“I’m a native of Southern California and know that Los Angeles is an enormous, sprawling, complex place rich in diversity and full of neighborhoods that many people never see because we’re all stuck on the freeways,” said Shelton, who regarded L.A. as another character in “White Men Can’t Jump” with it’s prominent presence. “I wanted to show those neighborhoods, the L.A. where people actually live. Nobody lives at the ‘Hollywood Sign,’ but that’s what always gets filmed.”
For Los Angeles realness, look no further than Baldwin Village and the Vista View Apartments, where Sidney and Rhonda live. Knowing how tough the neighborhood is, Rhonda makes her desire for Sidney to move her to a better place to live and raise their son, memorably saying, “All I care about is getting out of the Vista View apartments because there ain’t no “vista,” there ain’t no “view,” and there certainly ain’t no vista of no view.” As a result, Sidney hustles on and off the basketball court to make ends meet and put his family into a better life.
The character’s struggle is proof he was motivated to leave Baldwin Village, whether Rhonda was around or not, according to Ferrell.
“Absolutely because he had dreams and aspirations,” she stated. “And the jobs he did have on the side were important business jobs. So of course, yeah. That’s what we wanted to show.”
Movie Legacy and Character Visions of the Future
As for why people still remember and enjoy “White Men Can’t Jump,” various reasons come to mind for Ferrell and Shelton.
“I think because it’s fun. It’s based in reality,” Ferrell said, adding “It’s the writing, great acting and the direction of the film. the cinematography. The slow-motion, the directing and editing made it brilliant.”

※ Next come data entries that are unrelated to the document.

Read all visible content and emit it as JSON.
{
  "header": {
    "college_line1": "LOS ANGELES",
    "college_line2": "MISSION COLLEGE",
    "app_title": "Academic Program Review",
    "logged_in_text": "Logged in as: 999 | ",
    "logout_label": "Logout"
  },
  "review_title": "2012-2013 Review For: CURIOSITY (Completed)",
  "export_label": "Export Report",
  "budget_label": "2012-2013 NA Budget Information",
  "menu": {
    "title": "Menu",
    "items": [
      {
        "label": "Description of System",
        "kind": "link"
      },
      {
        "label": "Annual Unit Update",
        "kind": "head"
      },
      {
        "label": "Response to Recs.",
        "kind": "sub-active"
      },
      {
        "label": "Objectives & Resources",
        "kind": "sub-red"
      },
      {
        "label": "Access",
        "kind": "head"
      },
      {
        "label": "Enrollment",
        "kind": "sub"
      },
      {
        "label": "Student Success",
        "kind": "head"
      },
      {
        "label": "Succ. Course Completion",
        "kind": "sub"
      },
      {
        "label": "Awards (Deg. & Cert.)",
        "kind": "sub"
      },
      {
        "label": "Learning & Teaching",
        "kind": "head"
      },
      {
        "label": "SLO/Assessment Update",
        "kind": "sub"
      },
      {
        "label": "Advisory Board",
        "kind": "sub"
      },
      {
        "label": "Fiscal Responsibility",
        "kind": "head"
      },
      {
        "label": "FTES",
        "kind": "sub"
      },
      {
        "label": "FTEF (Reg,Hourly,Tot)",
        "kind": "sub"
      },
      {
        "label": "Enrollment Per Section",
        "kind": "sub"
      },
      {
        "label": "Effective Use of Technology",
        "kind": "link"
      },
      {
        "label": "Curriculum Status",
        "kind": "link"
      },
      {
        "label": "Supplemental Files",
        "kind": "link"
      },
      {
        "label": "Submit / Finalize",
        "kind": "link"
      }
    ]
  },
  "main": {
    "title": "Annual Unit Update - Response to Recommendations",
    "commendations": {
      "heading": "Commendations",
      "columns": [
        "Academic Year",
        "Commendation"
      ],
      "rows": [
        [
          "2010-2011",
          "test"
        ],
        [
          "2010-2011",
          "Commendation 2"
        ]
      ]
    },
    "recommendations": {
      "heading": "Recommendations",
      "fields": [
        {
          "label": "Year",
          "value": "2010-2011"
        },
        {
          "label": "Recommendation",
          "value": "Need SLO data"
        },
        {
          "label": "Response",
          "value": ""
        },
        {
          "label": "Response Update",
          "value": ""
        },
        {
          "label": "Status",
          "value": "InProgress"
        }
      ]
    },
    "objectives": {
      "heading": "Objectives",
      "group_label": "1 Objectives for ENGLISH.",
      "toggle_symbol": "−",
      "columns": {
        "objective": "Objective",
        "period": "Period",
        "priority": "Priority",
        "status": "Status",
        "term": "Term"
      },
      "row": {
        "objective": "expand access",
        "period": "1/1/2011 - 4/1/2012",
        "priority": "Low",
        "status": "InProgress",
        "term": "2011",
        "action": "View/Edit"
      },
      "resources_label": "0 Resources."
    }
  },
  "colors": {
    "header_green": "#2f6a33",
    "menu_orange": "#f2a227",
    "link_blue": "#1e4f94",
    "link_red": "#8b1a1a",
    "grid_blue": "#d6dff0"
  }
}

“Why has it lasted?” Shelton asked. “I think people like the characters, amidst all their flaws and struggles. And the characters (and actors) liked each other and that comes across.”
There’s no question. “White Men Can’t Jump” is a certified classic. Efforts are currently underway to remake the film, with “black-ish” creator Kenya Burris developing the project and NBA star Blake Griffin and NFL player Ryan Khalil on board as producers. In March, news broke that rapper Jack Harlow has been cast as Billy Hoyle in the remake, which was announced in 2017.
So, 30 years after “White Men Can’t Jump” set foot in theaters, the big question is what would Sydney, Gloria and Billy be up to in 2022? Did Sydney and Rhonda finally move out of the Vista View Apartments? In Ferrell’s eyes, the answer is a full-fledged “Yes.”
“They would absolutely still be together and yes, definitely, I believe they would have moved out of that neighborhood right after the movie,” she expressed while giving her take on where the Deane’s would be living their best lives today. “In terms of the neighborhood, I would like to say, maybe, knowing L.A. the way I do, I say Los Feliz. That’s a nice neighborhood, you know. It’s a lot of different cultures there. So, Los Feliz, maybe.”
As the writer and director of “White Men Can’t Jump,” Shelton sees a successful path taken by two of the three lead characters, with politics and entrepreneurship occupying space in the characters’ modern space.
“Sydney would be very successful, possibly a city councilman in L.A. with a fancy car and home, thinking of running for mayor and eyeing a run for bigger office,” Shelton detailed. “Gloria would be running a string of workout gyms, doing very well.
As for Billy, well….
“Billy, alas, still wouldn’t get it and would be a modest size fish in a very small pond,” according to Shelton.